Once inside the rooms you can discover incredible detail about some of the notable artwork, décor and items in the room by clicking on the information icons. For example, did you know the Dome ceiling which looks down into the Grand Staircase is made from 40 panes of glass and etched with figures of angels?

Palace of Versailles

Virtual reality tour (requires a VR headset): Palace of Versailles, Paris
If you thought Buckingham Palace with its 775 rooms was impressive, Paris' Palace of Versailles makes Buckingham Palace look small in comparison, boasting 2,300 rooms spread over almost five kilometres.
Starting as a hunting lodge built by King Louis XIII in 1623, he later decided to turn it into a chateau, which was expanded on by his son Louis XIV and his predecessors, becoming the principal royal residence of France from 1682 until the French Revolution 100 years later.
If you're lucky enough to own a virtual reality headset, the Palace, in partnership with Google Arts & Culture has created an immersive experience where you can freely explore everything in impeccable detail from the King and Queen's State Apartments, the Royal Opera House and of course the Hall of Mirrors, complete with audio commentary.
Don't have a VR headset? Don't worry, you're still able to explore the rooms and the expansive gardens via Google Arts & Culture here.

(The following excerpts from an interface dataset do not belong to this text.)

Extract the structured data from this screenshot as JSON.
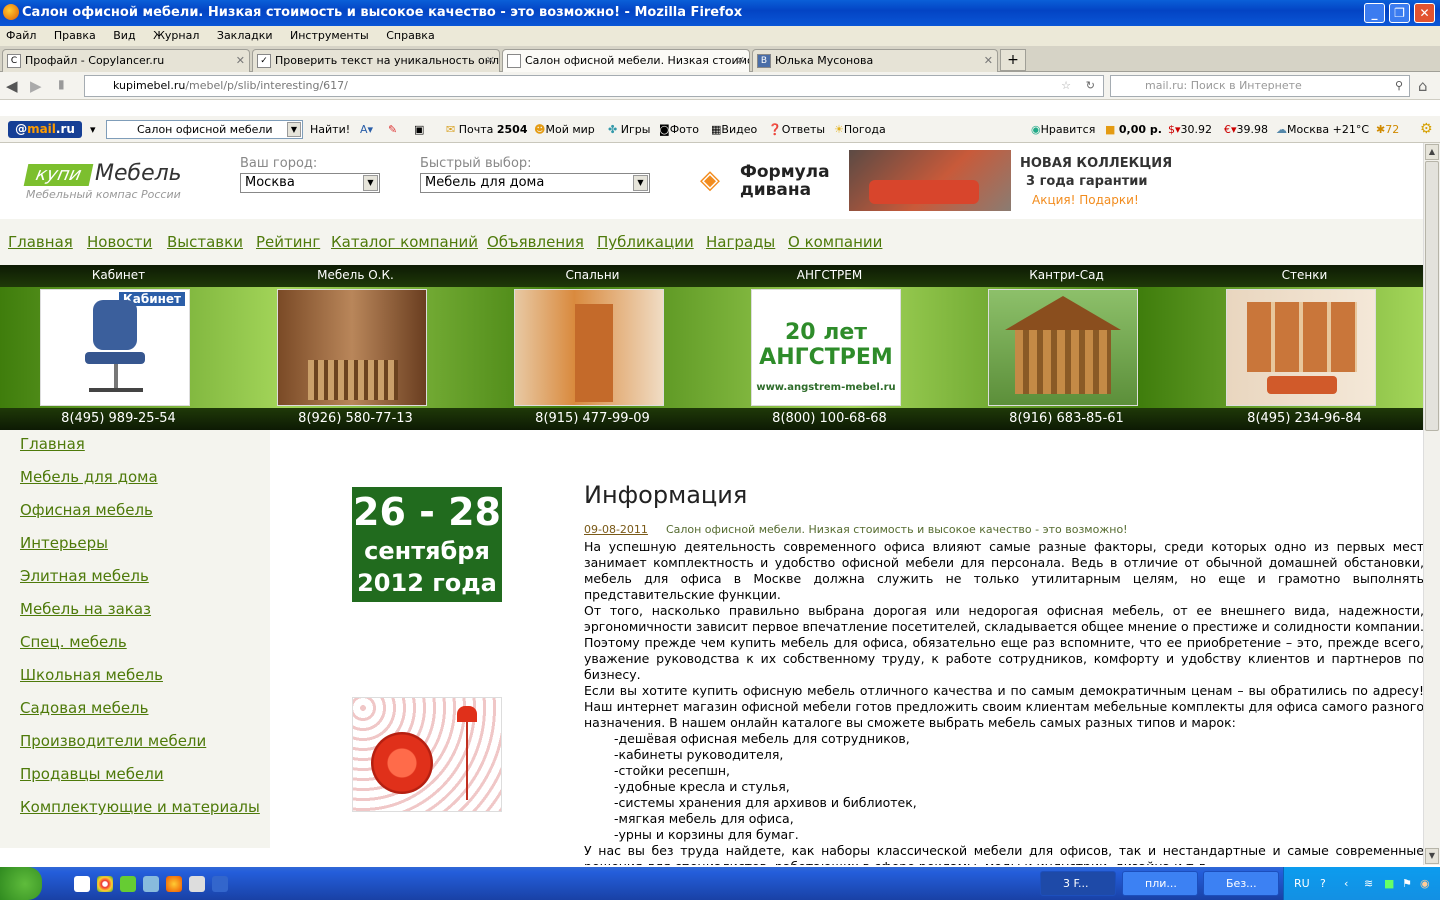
{
  "window": {
    "title": "Салон офисной мебели. Низкая стоимость и высокое качество - это возможно! - Mozilla Firefox"
  },
  "menu": [
    "Файл",
    "Правка",
    "Вид",
    "Журнал",
    "Закладки",
    "Инструменты",
    "Справка"
  ],
  "tabs": [
    {
      "title": "Профайл - Copylancer.ru",
      "icon": "C"
    },
    {
      "title": "Проверить текст на уникальность онл...",
      "icon": "✓"
    },
    {
      "title": "Салон офисной мебели. Низкая стоимо...",
      "icon": ""
    },
    {
      "title": "Юлька Мусонова",
      "icon": "B"
    }
  ],
  "nav": {
    "url_domain": "kupimebel.ru",
    "url_path": "/mebel/p/slib/interesting/617/",
    "search_placeholder": "mail.ru: Поиск в Интернете"
  },
  "mailbar": {
    "logo_prefix": "@",
    "logo_brand": "mail",
    "logo_suffix": ".ru",
    "search_value": "Салон офисной мебели",
    "find_label": "Найти!",
    "mail_label": "Почта",
    "mail_count": "2504",
    "my_world": "Мой мир",
    "games": "Игры",
    "photo": "Фото",
    "video": "Видео",
    "answers": "Ответы",
    "weather": "Погода",
    "likes": "Нравится",
    "balance": "0,00 р.",
    "usd": "30.92",
    "eur": "39.98",
    "city_weather": "Москва +21°C",
    "count": "72"
  },
  "site": {
    "logo_kupi": "купи",
    "logo_mebel": "Мебель",
    "logo_tagline": "Мебельный компас России",
    "city_label": "Ваш город:",
    "city_value": "Москва",
    "quick_label": "Быстрый выбор:",
    "quick_value": "Мебель для дома",
    "formula_line1": "Формула",
    "formula_line2": "дивана",
    "banner_line1": "НОВАЯ КОЛЛЕКЦИЯ",
    "banner_line2": "3 года гарантии",
    "banner_line3": "Акция! Подарки!",
    "nav": [
      "Главная",
      "Новости",
      "Выставки",
      "Рейтинг",
      "Каталог компаний",
      "Объявления",
      "Публикации",
      "Награды",
      "О компании"
    ],
    "showcase": [
      {
        "name": "Кабинет",
        "phone": "8(495) 989-25-54",
        "img_text": "Кабинет",
        "color": "#ffffff"
      },
      {
        "name": "Мебель О.К.",
        "phone": "8(926) 580-77-13",
        "img_text": "",
        "color": "#8a5a34"
      },
      {
        "name": "Спальни",
        "phone": "8(915) 477-99-09",
        "img_text": "",
        "color": "#c9874a"
      },
      {
        "name": "АНГСТРЕМ",
        "phone": "8(800) 100-68-68",
        "img_text": "20 лет АНГСТРЕМ",
        "img_url": "www.angstrem-mebel.ru",
        "color": "#ffffff"
      },
      {
        "name": "Кантри-Сад",
        "phone": "8(916) 683-85-61",
        "img_text": "",
        "color": "#a5702e"
      },
      {
        "name": "Стенки",
        "phone": "8(495) 234-96-84",
        "img_text": "",
        "color": "#b86a34"
      }
    ],
    "sidebar": [
      "Главная",
      "Мебель для дома",
      "Офисная мебель",
      "Интерьеры",
      "Элитная мебель",
      "Мебель на заказ",
      "Спец. мебель",
      "Школьная мебель",
      "Садовая мебель",
      "Производители мебели",
      "Продавцы мебели",
      "Комплектующие и материалы"
    ],
    "datebox": {
      "line1": "26 - 28",
      "line2": "сентября",
      "line3": "2012 года"
    },
    "article": {
      "heading": "Информация",
      "date": "09-08-2011",
      "title": "Салон офисной мебели. Низкая стоимость и высокое качество - это возможно!",
      "p1": "На успешную деятельность современного офиса влияют самые разные факторы, среди которых одно из первых мест занимает комплектность и удобство офисной мебели для персонала. Ведь в отличие от обычной домашней обстановки, мебель для офиса в Москве должна служить не только утилитарным целям, но еще и грамотно выполнять представительские функции.",
      "p2": "От того, насколько правильно выбрана дорогая или недорогая офисная мебель, от ее внешнего вида, надежности, эргономичности зависит первое впечатление посетителей, складывается общее мнение о престиже и солидности компании. Поэтому прежде чем купить мебель для офиса, обязательно еще раз вспомните, что ее приобретение – это, прежде всего, уважение руководства к их собственному труду, к работе сотрудников, комфорту и удобству клиентов и партнеров по бизнесу.",
      "p3": "Если вы хотите купить офисную мебель отличного качества и по самым демократичным ценам – вы обратились по адресу! Наш интернет магазин офисной мебели готов предложить своим клиентам мебельные комплекты для офиса самого разного назначения. В нашем онлайн каталоге вы сможете выбрать мебель самых разных типов и марок:",
      "list": [
        "-дешёвая офисная мебель для сотрудников,",
        "-кабинеты руководителя,",
        "-стойки ресепшн,",
        "-удобные кресла и стулья,",
        "-системы хранения для архивов и библиотек,",
        "-мягкая мебель для офиса,",
        "-урны и корзины для бумаг."
      ],
      "p4": "У нас вы без труда найдете, как наборы классической мебели для офисов, так и нестандартные и самые современные решения для специалистов, работающих в сфере рекламы, моды и индустрии, дизайна и т.д."
    }
  },
  "taskbar": {
    "items": [
      "3 F...",
      "пли...",
      "Без..."
    ],
    "lang": "RU"
  }
}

Windsor Castle

A royal home and fortress for more than 900 years, Windsor Castle is the largest occupied castle in the world and is where the Queen and Prince Philip are currently self-isolating.
The castle has also been front and centre over the past couple of years, hosting three royal weddings in just two years – The Duke and Duchess of Sussexes' and Princess Eugenie and Jack Brooksbank's in 2018 and Lady Gabriella Windsor's wedding to Thomas Kingston last year.
In the virtual tour, you're able to see a traditional State Banquet in St George's Hall – where Harry and Meghan held their wedding reception, as well as explore the Crimson Drawing Room and the Waterloo Chamber.

The Royal Palace

If you're an art lover, a virtual tour of Stockholm's Royal Palace's stone galleries – which house Gustav III's sculpture collection - might just be up your alley.
Now the official residence of King Carl XVI Gustav, the 18th-century castle is built in the spot where the ancient "Tre Kronor" castle burned down in 1697.
In this special virtual tour, walk through the hallways with its checkerboard floors and learn about the impressive sculptures housed there via plaques and audio guides.

The Palace of Holyroodhouse

The royal family's official residence in Scotland, Holyroodhouse. (Image: Getty)
Queen Elizabeth's official residence in Scotland, Holyroodhouse has a long history, originally built as a monastery in 1128.
In 1501 it was modernised by King James VI, which he created a palace for his wife Margaret Tudor, these days the residence plays host to Scottish people from all works of life during Investitures, Garden Parties and other events.
In the virtual tour, you begin at the Great Staircase and can also explore the Morning Drawing Room with its walls draped in tapestries as well as exploring the King's Bedchamber.

The Royal Palace of Amsterdam

If you've always wanted to explore the capital of The Netherlands why not take a virtual trip to its Royal Palace. The Palace, which was originally built as the city's Town Hall became the royal palace of Louis Napoleon and later the Dutch Royal House.
The virtual tour begins in the heart of the building in the Citizen's Hall (Burgerzaal) which includes marble floors inlaid with three circular maps. From there, explore the paintings, sculptures and architectural décor in the adjoining rooms.
Of course, as well as royal palaces, many museums and art galleries also have virtual tours available for you to explore and immerse yourself in such as the Musée d'Orsay in Paris and MoMA in New York City.